TASK DETAILS: Should the word "title" occur in a line of the records, copy that line.

Interface dataset entries:

···

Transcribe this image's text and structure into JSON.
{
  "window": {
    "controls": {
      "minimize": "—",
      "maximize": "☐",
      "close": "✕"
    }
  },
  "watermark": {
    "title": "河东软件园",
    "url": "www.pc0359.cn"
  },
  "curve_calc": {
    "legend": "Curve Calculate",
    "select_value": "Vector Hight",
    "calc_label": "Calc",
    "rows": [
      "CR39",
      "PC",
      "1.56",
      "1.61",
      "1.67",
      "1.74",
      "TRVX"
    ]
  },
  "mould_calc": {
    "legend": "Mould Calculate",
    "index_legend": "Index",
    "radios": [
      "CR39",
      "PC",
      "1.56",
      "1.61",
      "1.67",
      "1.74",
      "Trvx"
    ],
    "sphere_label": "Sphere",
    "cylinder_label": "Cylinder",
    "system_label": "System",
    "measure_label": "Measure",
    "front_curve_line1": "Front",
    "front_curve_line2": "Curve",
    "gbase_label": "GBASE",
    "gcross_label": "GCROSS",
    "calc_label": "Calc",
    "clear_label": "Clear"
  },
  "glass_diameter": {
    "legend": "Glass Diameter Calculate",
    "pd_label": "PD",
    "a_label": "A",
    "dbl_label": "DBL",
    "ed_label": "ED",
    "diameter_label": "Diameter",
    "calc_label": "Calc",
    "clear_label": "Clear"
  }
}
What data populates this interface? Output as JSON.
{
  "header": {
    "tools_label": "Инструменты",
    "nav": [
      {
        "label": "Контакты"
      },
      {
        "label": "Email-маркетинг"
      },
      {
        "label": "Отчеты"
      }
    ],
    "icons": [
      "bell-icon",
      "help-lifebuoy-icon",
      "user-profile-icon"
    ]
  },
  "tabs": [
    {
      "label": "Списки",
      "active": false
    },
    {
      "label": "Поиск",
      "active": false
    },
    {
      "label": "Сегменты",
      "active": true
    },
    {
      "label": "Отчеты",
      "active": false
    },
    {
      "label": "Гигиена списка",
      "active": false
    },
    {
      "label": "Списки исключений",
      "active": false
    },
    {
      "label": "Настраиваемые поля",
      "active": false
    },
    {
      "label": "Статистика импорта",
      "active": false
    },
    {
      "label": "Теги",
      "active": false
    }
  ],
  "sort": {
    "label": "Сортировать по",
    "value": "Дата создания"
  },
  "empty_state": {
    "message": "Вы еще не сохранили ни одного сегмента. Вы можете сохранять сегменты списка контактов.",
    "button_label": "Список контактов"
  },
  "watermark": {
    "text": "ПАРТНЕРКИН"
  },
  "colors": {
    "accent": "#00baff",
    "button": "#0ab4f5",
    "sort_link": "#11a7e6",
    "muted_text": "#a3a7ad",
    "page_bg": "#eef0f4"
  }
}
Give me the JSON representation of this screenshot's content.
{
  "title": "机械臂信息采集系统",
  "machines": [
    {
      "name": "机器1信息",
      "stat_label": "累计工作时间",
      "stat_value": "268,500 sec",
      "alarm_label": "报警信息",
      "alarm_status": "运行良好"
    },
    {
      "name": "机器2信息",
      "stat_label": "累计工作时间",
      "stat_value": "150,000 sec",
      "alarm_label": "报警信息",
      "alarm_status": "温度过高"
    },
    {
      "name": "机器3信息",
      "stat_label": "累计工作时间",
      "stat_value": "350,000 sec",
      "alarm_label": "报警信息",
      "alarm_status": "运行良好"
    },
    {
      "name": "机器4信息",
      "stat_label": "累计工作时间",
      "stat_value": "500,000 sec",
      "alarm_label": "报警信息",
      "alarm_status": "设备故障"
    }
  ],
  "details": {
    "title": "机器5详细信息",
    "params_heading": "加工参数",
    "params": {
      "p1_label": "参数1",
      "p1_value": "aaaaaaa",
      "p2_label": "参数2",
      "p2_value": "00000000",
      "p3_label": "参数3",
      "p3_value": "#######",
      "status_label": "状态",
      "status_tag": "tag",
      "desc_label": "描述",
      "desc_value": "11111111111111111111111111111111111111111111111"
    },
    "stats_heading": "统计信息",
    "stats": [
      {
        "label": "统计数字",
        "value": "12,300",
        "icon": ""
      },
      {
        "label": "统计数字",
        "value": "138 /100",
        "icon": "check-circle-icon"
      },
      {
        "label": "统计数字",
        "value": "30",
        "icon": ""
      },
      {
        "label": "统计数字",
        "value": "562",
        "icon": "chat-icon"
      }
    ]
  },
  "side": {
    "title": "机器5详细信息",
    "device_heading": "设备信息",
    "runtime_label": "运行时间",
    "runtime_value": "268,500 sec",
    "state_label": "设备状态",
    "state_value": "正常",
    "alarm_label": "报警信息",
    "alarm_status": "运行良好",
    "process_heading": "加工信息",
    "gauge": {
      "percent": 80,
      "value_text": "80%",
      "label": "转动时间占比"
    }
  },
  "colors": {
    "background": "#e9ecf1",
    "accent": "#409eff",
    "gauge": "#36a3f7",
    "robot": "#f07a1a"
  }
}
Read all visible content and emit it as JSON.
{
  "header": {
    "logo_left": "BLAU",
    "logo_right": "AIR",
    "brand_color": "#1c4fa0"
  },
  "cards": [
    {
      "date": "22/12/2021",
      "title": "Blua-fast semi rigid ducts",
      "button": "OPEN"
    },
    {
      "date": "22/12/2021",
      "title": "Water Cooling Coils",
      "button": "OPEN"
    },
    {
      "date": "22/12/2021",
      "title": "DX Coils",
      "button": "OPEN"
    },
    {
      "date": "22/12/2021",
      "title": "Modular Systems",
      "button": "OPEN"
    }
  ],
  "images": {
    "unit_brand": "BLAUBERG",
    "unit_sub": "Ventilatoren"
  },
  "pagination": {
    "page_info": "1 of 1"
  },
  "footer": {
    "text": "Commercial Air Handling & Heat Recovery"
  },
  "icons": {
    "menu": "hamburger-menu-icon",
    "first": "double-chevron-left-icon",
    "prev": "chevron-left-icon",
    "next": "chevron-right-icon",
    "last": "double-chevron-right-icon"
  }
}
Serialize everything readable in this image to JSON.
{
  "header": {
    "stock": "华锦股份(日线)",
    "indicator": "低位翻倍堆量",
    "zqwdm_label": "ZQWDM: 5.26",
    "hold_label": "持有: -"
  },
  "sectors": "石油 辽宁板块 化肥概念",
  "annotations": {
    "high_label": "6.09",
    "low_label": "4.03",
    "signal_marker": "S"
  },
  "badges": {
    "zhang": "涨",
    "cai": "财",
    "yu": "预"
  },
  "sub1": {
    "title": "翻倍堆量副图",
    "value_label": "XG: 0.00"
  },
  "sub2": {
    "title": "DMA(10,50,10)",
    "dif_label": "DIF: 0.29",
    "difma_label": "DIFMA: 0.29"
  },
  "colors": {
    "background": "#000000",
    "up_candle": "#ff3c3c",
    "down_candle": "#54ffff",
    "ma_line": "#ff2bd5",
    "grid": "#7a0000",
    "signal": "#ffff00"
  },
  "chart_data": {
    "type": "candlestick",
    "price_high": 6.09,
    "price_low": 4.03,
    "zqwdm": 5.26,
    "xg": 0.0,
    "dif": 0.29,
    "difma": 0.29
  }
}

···

EXERCISE RESPONSE:
    "title": "河东软件园",
  "title": "机械臂信息采集系统",
    "title": "机器5详细信息",
    "title": "机器5详细信息",
      "title": "Blua-fast semi rigid ducts",
      "title": "Water Cooling Coils",
      "title": "DX Coils",
      "title": "Modular Systems",
    "title": "翻倍堆量副图",
    "title": "DMA(10,50,10)",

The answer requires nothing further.